July 04, 2001 01:38am
Retro Strippers Reinvent Burlesque
by: Doug Simpson
(NEW ORLEANS, LA) -- Ladies and gentlemen, all the way from the 1950s, please give a warm welcome to Evangeline the Oyster Girl.
She steps on stage in a white chiffon robe. She dances and writhes, slow and sultry, then slips off the robe to reveal a slinky gown. The gown eventually falls. Then the bra.
In pasties and panties, she soon slips inside an enormous oyster shell. The stage darkens.
Ladies and gentlemen: Burlesque is back.
In contrast to today's all-nude, no-holds-barred ``gentlemen's clubs,'' there is a growing interest in burlesque - the 1940s style of striptease that emphasizes costumes, mood and suspense as much as nudity.
``I think people are really starved for quality entertainment and that's what burlesque is,'' says Lorelei Lane, who performs as the Oyster Girl and founded the Shim Shamettes, a 20-member burlesque troupe in New Orleans. ``It's not just the girls and the band. It's the props and the sets and the costumes: It's a real phenomenon that makes for a really great evening.''

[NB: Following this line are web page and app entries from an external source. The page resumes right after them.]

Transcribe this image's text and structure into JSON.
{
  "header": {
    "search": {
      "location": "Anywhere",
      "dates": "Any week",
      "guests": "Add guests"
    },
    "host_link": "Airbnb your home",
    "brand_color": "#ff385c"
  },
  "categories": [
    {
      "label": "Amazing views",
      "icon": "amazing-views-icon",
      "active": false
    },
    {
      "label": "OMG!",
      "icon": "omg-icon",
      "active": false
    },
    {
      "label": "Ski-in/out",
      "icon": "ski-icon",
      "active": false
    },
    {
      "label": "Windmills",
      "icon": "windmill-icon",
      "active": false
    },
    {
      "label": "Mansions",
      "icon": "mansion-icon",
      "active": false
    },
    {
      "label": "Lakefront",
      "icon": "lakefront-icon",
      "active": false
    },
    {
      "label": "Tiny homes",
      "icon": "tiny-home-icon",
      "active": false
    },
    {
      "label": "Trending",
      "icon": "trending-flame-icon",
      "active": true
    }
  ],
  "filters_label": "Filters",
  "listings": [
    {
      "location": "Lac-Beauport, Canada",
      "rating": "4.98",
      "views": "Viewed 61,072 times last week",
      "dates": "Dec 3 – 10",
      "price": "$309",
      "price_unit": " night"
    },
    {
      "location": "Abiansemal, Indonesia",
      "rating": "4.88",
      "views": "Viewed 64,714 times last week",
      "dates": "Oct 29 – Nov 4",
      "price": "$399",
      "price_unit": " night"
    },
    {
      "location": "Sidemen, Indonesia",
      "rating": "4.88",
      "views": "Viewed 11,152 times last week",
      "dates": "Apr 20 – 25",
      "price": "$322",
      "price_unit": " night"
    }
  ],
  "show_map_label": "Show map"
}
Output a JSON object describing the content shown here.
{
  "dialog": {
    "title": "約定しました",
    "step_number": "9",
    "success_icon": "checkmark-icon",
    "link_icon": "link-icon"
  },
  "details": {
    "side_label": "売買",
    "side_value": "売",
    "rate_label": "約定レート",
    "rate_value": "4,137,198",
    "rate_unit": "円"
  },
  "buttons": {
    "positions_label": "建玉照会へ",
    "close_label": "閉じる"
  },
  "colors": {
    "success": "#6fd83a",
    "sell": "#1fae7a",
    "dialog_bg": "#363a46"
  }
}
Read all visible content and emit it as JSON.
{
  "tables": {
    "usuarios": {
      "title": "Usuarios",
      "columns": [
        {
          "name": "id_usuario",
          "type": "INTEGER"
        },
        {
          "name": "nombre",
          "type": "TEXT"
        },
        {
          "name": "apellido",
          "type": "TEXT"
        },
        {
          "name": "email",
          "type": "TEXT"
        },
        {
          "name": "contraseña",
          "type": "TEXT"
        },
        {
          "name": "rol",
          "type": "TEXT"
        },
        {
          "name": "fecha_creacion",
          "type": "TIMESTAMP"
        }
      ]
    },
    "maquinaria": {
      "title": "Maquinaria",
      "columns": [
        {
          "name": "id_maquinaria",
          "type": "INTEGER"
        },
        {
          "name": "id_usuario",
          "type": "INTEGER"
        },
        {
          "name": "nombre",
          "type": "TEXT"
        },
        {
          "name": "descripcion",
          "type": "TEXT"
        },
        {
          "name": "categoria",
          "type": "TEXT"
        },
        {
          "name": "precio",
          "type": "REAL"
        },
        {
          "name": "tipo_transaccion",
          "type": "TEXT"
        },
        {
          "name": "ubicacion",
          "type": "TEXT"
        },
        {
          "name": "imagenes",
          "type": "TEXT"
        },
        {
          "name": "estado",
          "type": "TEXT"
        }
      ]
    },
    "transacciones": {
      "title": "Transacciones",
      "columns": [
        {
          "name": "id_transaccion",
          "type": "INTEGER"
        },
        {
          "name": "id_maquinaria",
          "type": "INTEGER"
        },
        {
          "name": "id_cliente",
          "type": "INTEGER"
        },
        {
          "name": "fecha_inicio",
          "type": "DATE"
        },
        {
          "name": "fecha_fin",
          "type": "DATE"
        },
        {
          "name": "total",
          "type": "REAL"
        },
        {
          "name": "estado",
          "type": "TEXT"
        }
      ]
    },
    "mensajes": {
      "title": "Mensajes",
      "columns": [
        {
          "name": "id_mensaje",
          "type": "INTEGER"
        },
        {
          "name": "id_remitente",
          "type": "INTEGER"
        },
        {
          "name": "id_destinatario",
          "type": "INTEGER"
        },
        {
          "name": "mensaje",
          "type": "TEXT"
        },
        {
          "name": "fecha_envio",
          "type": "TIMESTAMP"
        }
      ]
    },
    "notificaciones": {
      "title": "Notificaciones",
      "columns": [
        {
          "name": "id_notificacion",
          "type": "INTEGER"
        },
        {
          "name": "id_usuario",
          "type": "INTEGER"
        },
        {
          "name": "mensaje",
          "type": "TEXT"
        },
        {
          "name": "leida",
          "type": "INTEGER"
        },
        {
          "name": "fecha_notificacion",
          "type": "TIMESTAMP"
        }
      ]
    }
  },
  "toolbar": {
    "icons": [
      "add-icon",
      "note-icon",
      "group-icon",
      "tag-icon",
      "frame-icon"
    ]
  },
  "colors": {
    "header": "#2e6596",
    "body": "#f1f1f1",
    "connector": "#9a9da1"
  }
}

Last month, 20 burlesque troupes from around the country gathered at two New Orleans nightclubs for Tease-O-Rama, a three-day celebration of the allure of old-fashioned striptease.
At its heart, burlesque is striptease - equal parts teasing and stripping. Its fans consider it an American art form that blends glamorous costumes and a slow striptease with jazz and sexy dancing.
Many see the current embrace of burlesque as part of the ``retro'' movement that started in the '90s and revived swing dancing, cigars, fedoras and Dean Martin.
By today's standards, the acts are demure: Most performances at Tease-O-Rama showed less skin than an MTV video. Applause came as often for nudity as it did for the costumes and the performers' sometimes goofy comedic plots.
The Seattle-based Gun Street Girls are bad-girl characters who cheat, lie and steal while stripping down to their underwear. One of the dancers in Memphis Confidential stages a cowgirl shoot-out to the tune of ``Pistol Packin' Mama.''
They do strip, but don't confuse burlesquers with the exotic dancers at gentlemen's clubs.
``I worked in a standard strip club and it got really boring really fast,'' says Eva Wynne-Warren of Atlanta, who performs as Torchy Taboo. ``Then I started developing a performance instead of just wiggling around naked.''
Some neo-burlesque acts are utterly faithful to originals like Lily St. Cyr, known for her bubble bath act in the '40s and '50s. The costumes include feathered headdresses, fringed skirts, beaded cocktail gowns, long gloves and the other striptease essentials.
``It wasn't just taking your clothes off,'' says Dixie Adams, 75, who imitated Marilyn Monroe in a striptease act beginning in 1951. ``It was the way you took them off.''
But Wynne-Warren says today's burlesque is evolving into something more than a recreation of old-fashioned striptease.
``Neo burlesque is going to become something quite different,'' she says. Though inspired by the original burlesque dancers, she said, the current version will be ``pretty much whatever we want it to be.''